Li-Cycle to cut 17% of staff amid battery recycling growing pains

(Reuters) – Battery recycler Li-Cycle plans to lay off 17% of its staff – including three senior executives – as it pares its ambitious global growth plans in order to save cash and focus on building a crucial processing facility in New York.

The cuts, announced on Tuesday, are a tacit acknowledgement by the Toronto-based company that its rapid growth in recent years – with facilities announced across North America, Europe and Asia – was unsustainable given the high costs and technical challenges associated with building what is essentially a new global market for electric vehicle battery recycling.

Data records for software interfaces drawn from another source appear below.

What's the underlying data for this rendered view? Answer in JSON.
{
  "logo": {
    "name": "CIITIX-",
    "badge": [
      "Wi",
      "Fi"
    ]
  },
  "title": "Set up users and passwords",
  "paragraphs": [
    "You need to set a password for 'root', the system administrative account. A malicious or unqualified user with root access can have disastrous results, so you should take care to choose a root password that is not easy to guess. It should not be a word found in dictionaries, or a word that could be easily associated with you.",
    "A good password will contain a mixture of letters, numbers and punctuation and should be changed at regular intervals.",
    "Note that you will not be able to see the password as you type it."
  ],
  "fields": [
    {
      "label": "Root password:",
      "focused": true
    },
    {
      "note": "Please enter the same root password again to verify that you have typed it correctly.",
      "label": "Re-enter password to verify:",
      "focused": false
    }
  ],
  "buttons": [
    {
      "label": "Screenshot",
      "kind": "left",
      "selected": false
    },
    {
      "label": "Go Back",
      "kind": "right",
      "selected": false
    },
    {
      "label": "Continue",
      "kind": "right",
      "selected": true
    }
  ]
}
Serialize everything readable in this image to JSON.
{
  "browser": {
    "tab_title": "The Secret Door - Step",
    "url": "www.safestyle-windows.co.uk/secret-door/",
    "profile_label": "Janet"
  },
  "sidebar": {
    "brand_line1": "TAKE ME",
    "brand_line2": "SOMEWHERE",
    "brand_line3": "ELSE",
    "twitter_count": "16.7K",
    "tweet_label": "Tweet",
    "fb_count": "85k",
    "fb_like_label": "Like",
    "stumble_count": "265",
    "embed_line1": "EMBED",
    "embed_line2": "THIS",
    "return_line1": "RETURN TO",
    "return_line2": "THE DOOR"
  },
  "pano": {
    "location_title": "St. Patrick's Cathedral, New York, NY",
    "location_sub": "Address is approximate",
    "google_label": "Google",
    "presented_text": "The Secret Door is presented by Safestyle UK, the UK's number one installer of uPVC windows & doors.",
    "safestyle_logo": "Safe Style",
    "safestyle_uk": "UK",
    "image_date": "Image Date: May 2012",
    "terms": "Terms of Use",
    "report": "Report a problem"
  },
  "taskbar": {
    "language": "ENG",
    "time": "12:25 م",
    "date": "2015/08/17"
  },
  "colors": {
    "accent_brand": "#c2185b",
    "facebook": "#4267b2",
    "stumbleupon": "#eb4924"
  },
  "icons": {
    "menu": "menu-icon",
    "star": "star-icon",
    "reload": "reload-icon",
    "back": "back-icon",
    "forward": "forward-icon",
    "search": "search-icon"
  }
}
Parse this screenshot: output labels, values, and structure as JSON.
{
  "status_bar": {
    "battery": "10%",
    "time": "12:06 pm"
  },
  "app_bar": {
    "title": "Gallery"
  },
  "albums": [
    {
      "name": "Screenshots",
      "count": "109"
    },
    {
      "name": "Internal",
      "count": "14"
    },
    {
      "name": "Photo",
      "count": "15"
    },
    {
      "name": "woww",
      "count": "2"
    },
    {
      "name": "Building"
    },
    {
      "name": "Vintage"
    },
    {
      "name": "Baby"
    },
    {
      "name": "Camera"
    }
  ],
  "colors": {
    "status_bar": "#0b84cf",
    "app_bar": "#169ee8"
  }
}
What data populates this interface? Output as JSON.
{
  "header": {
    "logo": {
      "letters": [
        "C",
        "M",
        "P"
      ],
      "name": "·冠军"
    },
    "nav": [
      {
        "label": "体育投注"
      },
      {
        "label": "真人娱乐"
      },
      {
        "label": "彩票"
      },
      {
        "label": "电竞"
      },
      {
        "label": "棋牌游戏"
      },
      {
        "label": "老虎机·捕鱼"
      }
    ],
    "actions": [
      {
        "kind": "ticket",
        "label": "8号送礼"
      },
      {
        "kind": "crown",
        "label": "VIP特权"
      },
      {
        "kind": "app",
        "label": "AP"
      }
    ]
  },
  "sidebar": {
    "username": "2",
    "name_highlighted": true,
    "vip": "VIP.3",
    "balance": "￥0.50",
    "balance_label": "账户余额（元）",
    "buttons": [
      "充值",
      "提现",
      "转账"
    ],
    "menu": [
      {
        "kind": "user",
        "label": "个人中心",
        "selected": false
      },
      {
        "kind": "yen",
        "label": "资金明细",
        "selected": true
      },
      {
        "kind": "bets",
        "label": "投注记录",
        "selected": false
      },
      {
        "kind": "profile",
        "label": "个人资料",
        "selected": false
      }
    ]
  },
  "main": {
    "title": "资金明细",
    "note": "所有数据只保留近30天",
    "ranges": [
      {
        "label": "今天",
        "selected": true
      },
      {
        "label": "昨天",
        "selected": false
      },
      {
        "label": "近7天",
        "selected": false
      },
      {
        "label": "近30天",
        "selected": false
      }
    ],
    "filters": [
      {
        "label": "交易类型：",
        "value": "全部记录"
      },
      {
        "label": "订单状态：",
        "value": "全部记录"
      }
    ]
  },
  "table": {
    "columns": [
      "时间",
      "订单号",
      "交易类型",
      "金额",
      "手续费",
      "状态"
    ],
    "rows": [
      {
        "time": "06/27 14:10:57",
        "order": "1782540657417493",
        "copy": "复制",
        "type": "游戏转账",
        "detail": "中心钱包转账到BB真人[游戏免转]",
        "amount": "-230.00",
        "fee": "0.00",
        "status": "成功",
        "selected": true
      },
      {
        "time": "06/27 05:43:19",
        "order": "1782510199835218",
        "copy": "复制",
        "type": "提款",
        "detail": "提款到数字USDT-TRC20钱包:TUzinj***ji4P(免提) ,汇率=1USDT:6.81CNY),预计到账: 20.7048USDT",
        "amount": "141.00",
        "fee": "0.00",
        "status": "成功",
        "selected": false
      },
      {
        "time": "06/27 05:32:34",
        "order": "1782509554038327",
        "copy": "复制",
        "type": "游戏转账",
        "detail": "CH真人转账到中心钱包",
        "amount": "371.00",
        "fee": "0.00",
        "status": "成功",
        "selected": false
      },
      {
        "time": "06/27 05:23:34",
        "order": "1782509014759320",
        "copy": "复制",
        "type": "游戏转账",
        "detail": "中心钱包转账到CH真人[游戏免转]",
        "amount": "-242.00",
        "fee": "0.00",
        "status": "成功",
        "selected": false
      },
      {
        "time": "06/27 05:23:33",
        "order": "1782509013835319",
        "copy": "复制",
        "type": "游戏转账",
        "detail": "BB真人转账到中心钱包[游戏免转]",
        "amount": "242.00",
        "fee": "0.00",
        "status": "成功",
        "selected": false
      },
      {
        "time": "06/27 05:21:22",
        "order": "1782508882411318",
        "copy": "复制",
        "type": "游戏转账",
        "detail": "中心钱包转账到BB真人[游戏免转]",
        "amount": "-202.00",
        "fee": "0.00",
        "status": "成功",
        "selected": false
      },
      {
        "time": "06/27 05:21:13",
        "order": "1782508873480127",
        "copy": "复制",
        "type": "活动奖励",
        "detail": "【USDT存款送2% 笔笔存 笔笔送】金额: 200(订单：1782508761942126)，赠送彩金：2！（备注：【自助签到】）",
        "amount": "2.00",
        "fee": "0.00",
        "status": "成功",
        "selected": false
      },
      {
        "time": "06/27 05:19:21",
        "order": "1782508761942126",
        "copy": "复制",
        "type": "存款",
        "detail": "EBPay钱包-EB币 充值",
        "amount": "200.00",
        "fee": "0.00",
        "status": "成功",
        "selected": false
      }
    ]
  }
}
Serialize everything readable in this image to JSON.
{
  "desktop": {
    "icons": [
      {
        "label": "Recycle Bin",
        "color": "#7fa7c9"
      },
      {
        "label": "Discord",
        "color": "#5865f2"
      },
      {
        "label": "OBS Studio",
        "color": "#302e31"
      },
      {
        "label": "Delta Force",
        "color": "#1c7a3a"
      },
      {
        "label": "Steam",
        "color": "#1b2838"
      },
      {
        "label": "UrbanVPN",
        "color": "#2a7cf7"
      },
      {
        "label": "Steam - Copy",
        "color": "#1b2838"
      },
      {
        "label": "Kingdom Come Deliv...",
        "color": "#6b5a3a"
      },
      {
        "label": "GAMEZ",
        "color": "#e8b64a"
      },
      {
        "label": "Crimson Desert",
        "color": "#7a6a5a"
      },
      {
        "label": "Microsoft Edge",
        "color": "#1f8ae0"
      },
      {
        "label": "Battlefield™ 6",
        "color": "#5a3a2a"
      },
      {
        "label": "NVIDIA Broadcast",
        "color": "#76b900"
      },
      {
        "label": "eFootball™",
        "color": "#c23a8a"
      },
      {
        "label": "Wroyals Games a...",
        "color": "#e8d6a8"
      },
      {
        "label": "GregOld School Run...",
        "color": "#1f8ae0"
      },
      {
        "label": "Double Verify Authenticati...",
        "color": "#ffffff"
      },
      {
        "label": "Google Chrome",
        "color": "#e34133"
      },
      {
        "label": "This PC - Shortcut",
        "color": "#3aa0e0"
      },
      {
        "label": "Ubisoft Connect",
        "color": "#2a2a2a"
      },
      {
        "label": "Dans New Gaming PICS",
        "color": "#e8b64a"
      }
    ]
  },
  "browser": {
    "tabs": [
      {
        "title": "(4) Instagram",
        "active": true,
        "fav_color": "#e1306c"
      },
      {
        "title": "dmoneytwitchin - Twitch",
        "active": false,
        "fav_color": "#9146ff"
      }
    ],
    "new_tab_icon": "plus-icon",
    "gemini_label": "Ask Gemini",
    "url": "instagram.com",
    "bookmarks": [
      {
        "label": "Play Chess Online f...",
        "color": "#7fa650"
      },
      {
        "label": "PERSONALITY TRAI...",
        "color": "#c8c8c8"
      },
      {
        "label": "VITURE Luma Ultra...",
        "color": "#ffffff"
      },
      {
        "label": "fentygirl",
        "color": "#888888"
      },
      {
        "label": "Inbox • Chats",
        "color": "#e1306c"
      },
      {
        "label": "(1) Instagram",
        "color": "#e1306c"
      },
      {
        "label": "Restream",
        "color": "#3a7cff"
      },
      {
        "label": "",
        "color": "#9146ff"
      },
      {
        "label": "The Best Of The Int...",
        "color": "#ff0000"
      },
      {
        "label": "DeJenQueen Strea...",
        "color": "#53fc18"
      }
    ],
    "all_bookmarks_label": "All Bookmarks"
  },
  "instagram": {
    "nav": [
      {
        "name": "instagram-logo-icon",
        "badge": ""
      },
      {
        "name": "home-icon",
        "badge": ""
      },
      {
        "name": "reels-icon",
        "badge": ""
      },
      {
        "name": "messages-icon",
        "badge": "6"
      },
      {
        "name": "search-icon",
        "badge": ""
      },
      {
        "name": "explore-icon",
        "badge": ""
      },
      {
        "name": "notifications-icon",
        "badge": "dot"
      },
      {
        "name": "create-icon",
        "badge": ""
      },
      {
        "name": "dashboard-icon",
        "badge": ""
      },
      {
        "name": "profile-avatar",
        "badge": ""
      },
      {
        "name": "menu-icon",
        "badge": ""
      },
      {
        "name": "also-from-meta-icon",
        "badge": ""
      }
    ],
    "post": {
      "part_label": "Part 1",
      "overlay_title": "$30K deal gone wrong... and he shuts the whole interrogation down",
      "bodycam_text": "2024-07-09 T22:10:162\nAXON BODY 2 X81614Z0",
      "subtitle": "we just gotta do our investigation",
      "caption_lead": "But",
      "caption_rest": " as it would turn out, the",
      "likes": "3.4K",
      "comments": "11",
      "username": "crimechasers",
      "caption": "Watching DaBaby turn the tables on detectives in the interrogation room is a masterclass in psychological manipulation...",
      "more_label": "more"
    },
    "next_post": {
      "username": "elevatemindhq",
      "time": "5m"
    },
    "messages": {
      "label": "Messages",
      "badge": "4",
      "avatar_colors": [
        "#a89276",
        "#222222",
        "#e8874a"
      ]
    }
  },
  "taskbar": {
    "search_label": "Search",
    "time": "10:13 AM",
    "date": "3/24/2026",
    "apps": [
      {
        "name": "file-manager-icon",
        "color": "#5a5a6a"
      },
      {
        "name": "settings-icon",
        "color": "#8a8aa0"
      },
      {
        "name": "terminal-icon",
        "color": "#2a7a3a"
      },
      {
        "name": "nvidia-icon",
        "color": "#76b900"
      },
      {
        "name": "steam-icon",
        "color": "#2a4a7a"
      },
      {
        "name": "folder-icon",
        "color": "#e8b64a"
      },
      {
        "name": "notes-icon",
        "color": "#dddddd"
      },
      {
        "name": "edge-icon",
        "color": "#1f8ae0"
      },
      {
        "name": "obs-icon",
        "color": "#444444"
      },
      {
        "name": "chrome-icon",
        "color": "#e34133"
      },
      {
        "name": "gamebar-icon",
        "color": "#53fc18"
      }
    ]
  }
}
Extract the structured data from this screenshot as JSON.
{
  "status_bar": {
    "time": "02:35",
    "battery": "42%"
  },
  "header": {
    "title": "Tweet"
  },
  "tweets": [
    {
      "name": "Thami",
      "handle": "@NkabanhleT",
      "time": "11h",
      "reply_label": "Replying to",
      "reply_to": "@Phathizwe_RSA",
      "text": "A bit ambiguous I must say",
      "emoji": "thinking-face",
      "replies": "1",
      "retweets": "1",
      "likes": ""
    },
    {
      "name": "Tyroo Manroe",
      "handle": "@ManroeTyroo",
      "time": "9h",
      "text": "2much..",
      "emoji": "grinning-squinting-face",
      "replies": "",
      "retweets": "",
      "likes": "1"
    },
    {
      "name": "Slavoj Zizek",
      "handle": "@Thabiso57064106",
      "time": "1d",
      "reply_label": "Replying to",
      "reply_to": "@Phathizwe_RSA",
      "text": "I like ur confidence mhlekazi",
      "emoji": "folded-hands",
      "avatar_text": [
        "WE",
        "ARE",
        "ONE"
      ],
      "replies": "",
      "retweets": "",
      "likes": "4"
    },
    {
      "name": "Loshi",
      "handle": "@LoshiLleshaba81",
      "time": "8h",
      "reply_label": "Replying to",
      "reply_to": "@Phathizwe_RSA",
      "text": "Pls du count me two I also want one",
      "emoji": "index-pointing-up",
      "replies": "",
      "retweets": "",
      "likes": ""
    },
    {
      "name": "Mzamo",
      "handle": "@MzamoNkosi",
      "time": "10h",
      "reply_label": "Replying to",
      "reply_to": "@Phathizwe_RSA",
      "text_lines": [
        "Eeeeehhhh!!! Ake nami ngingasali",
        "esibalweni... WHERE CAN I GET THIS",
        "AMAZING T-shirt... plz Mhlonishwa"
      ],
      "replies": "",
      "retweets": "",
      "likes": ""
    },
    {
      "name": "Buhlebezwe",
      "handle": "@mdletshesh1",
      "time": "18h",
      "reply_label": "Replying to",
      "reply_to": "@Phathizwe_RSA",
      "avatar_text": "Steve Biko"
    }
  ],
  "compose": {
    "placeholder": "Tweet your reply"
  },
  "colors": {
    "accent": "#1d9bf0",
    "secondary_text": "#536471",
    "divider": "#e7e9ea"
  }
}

In all, 60 employees will lose their jobs. The company was still informing affected staff about the cuts on Tuesday afternoon.

Li-Cycle, which plans to record an $8.3 million severance charge this quarter, will have roughly 200 employees after the cuts.

While Li-Cycle posted its highest quarterly revenue ever during 2023, the company has struggled with construction cost overruns at its Rochester, New York, battery processing facility. The U.S. Energy Department said last year that it would conditionally lend the company $375 million for that facility, but cost estimates have nearly doubled to $960 million.

That massive cost overrun – along with technical complexities of recycling technology the company planned to use – had hammered Li-Cycle’s stock and forced it to seek a cash infusion from Glencore. The mining giant earlier this month announced a $75 million convertible loan that if exercised, would make it the largest shareholder of the New York-listed company.

The Rochester facility is central to the company’s “hub-and-spoke” model, in which multiple collection and processing facilities shred batteries into so-called black mass, which then will be separated at the facility into lithium and other metals once it is operational.

Li-Cycle had talked about building similar hubs in Europe, but those plans are on hold until it can prove the model works in North America.

“We’ve got to get the Rochester hub operational,” Ajay Kochhar, Li-Cycle’s co-founder and CEO, told Reuters.

As part of the layoffs, Li-Cycle’s co-founder and executive chairman, Tim Johnston, will relinquish his management role, although he will remain on the company’s board. Johnston and Kochhar had essentially run the company together, although the reorganization will see Johnston stepping back.

The executive in charge of the company’s international operations will leave, as will the company’s finance chief.

Li-Cycle is one of a number of companies, including privately held Redwood Materials, eyeing growth in the recycling business.

Miners have also shown interest in the sector as consumers and regulators increasingly advocate for the circular economy in which materials and minerals are reused in a continuous manufacturing loop.

Reporting by Ernest Scheyder Editing by Tomasz Janowski